We began with the turning bezel. We’ve always preferred watches with wide openings and a turning bezel doesn’t afford that. We needed something more sophisticated than the turning bezel with crown, which everybody already has by now. That was the starting point. Then, we decided we need a technical, sober design with a touch of coolness. It was a very long process. I can show you an unbelievable number of designs we refused. Many of them were beautiful designs which unfortunately did not fit. See, that’s judgement. You have to be able to see what’s beautiful per se and what fits the brand.
I’m sure you don’t like making market predictions, but would you say for 2014, there would be room for more growth, or is IWC’s growth going to come mainly from gaining market share?
I have no idea. And what should I do anyway? We are an industrial company. I am building a new manufacturing centre which costs 35 million Euros. We took this decision three years ago for many reasons. Our company has been here for 150 years and will be for another 150 more. We’re not bankers, we don’t make deals in three months. We have cycles, and our cycles are long. I’ve never fired anyone because of economic reasons. That’s the only thing I never want to do in my life, because it would be my failure.

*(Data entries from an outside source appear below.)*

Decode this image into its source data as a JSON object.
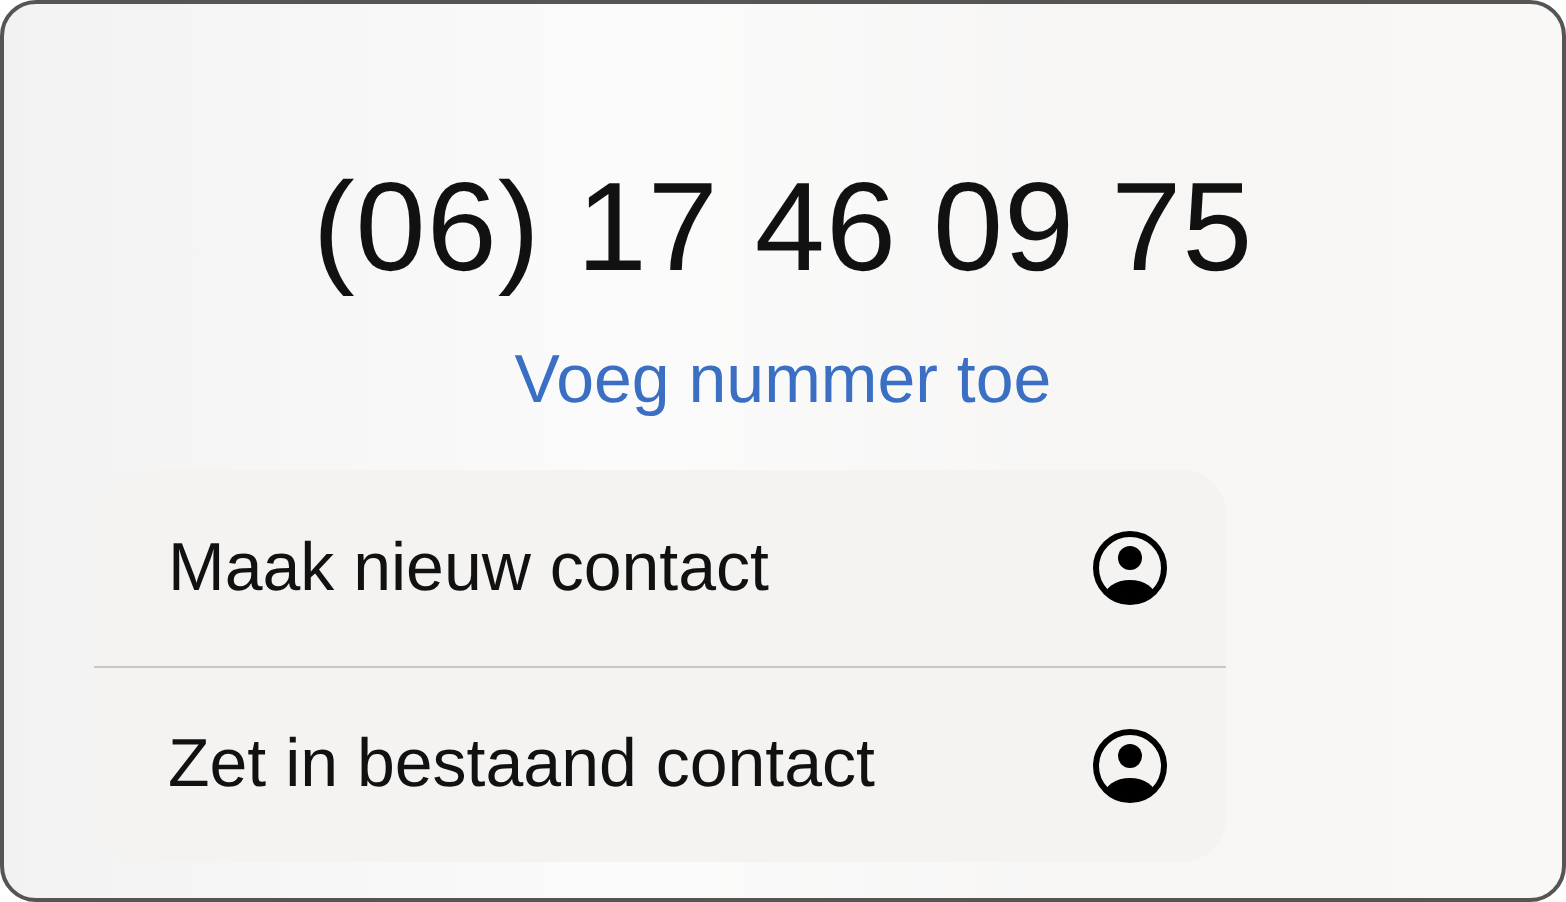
{
  "phone_number": "(06) 17 46 09 75",
  "add_number_link": "Voeg nummer toe",
  "menu": [
    {
      "label": "Maak nieuw contact"
    },
    {
      "label": "Zet in bestaand contact"
    }
  ]
}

Do you see a comfortable ride ahead?
We cannot fight external factors. That’s the only thing I’m afraid of. I’m not afraid of anybody here [in Geneva] or in Basel. The only thing I’m afraid of is factors I cannot influence. Currency, variations, debts, et cetera, because what are you going to do? When there’s drama, you just have to be better than the others. Let’s not forget we have very long cycles. Machines, investments, write-offs, toolings… These take years. Years! It’s why we’re also careful in employing people. You don’t want to get rid of them when there’s a crisis. You want to keep all your watchmakers and employees.Can you think of a drama similar to the Quartz Crisis that might really affect the watch industry?
Humankind has the tendency to forget. Take the last 24 months and consider all the dramas, from Fukushima to Greece getting out of Euro. The problem today is that the number of crises has increased. In the old days, you had a war every 50 years. Now, you have all kinds from financial to ecological to political drama. The watch industry is a very stable one, relatively speaking. How do we adapt our industry to a market and environment that’s changing all the time? One thing we can do is build brand equity.

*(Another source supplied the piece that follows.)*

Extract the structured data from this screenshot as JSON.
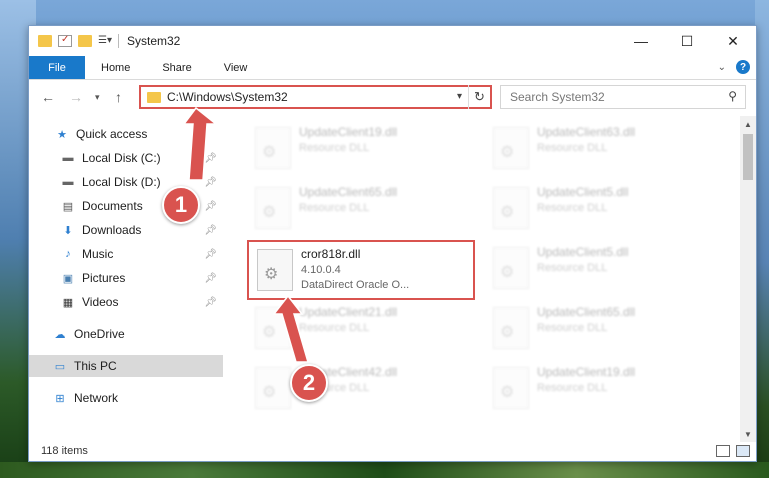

Can you see new markets growing for you?
You have to go where the children are. You cannot fight demographics, and the children are in Asia. Look at the populations where they are. Asia will continue.
Do you ever watch what your competitors are doing?
You have to set trends. IWC is big and I think there are more people watching us than we are watching them. When we do stuff, people watch us. But for me, I don’t care what they do. When you constantly look left and right, you’ll zigzag. There’s a quote I like by this German footballer. It’s a stupid quote but I love it. This guy named Podolski who’s playing for Arsenal. He’s very young and the first time he played for the German national team, they were up against Brazil. He’s not the smartest guy around, but he’s funny. A journalist asked him how he plans to take on the Brazilians, what is the game plan, and so on, but all he said was, “I don’t care, give me the ball, I want to make a goal.” And think about it, sometimes this is the only mentality you should have.